and top coats like crazy (just rinse well) HOWEVER...don't let it run down un neutralized onto your bottom coats...
forewarned LOL. Arm & Hammer is your FRIEND
Now ANNE, as for the 'start small' philosophy..well, in my mind you have to determine first whether you're really going to like sailing or not. Best to do that on someone else's boats
Make some friends around the marinas- they're always looking to take someone out to show off, need some extra crew, or even just genuinely like you and enjoy your company
Get on a bunch of different types of boats and have some fun, see if you like it. If you do, go straight to the boat you want..life is too short at sixty-ish to be trading around in boats.
Originally Posted by jheldatksuedu
I tend to agree with the space issues addressed with Philip, my comment about start small has to be tempered with it coming from a solo sailer, mostly not needing to get away from somebody and needing space. I did spend three months with a gal on board when I brought my 30 ft boat from the great lakes
to Mobile by the river system. To my knowledge it was not a problem, but I'm sure it's different on a river with things to constantly watch than being on the open sea. I've moved up in size because I've decided I need more stuff to spend years on a boat, I wanted one to have a better chance to survive ocean crossings and to circumnavigate. The one I have now has been around once before, it knows the way and has proved it can handle it. I also have included room for a family of four or so that I've yet to find but plan on.

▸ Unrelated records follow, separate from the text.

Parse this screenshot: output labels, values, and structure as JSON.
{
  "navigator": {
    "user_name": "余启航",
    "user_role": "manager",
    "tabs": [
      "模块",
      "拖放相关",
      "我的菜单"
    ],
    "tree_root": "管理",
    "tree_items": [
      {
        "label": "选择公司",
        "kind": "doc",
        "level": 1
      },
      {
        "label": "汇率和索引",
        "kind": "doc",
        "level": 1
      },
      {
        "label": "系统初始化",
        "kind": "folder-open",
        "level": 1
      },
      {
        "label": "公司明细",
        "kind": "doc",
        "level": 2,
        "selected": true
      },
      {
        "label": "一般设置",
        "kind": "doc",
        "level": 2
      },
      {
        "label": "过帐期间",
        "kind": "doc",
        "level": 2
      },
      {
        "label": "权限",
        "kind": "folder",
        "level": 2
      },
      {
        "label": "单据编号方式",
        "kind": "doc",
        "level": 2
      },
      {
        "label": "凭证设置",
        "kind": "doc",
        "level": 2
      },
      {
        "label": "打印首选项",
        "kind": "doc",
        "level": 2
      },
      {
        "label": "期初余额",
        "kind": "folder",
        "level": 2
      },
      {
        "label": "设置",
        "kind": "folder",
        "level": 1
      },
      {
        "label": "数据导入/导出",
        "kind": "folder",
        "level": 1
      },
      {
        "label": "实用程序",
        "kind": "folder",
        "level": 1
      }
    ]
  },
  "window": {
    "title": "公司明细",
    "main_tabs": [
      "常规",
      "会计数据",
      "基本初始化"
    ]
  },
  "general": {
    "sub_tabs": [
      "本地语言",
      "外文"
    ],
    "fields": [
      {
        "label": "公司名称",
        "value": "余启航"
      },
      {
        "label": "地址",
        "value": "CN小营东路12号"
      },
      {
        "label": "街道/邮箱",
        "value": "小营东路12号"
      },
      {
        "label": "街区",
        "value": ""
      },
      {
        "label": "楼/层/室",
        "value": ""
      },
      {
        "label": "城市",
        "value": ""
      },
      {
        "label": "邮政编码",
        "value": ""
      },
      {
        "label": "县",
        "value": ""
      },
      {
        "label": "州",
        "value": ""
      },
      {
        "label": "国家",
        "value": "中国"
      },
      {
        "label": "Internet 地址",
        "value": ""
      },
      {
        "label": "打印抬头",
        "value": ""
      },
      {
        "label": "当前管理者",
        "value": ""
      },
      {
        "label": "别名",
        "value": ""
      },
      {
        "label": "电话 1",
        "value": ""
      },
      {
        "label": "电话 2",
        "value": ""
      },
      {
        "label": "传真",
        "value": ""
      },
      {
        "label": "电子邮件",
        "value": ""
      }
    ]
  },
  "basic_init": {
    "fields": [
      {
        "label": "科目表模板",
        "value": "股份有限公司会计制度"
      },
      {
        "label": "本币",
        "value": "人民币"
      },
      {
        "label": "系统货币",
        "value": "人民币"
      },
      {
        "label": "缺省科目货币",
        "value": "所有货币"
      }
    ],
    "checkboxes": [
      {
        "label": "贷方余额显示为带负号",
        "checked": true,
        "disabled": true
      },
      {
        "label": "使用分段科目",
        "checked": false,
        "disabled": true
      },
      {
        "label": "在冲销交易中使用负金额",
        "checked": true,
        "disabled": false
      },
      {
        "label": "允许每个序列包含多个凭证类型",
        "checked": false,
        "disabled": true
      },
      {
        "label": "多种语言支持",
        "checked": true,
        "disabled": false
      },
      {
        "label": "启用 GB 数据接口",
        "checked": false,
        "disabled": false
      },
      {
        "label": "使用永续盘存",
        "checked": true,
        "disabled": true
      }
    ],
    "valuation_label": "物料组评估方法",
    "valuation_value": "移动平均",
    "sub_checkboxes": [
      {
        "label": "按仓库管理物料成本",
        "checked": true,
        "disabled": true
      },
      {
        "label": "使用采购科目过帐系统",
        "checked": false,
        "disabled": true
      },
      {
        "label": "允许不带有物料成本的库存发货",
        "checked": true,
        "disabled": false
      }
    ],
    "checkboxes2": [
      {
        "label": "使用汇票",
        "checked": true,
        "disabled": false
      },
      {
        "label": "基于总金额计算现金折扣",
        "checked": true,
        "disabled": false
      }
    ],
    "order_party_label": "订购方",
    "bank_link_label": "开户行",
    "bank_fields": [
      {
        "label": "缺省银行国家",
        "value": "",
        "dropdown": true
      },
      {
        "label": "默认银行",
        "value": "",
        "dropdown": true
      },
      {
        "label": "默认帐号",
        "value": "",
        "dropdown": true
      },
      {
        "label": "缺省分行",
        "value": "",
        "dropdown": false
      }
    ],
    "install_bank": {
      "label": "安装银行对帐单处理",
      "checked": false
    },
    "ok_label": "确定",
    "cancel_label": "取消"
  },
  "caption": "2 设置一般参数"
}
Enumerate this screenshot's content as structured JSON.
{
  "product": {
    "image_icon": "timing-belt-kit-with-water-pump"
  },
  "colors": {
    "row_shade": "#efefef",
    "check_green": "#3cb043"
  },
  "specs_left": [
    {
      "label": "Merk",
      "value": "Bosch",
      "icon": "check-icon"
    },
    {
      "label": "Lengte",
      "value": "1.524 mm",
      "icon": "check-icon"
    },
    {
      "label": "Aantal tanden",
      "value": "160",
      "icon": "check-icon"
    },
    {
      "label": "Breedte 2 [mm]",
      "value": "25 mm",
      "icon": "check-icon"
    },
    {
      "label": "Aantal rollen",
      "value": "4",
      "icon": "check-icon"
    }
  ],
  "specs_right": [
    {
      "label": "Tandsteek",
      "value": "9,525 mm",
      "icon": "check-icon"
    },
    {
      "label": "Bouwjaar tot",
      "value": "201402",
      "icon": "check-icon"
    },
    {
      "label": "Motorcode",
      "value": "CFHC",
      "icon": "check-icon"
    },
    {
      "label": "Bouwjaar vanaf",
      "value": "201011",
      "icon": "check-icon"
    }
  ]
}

Basically the idea to start small is intended to let you find out who you are and what you need without breaking the bank.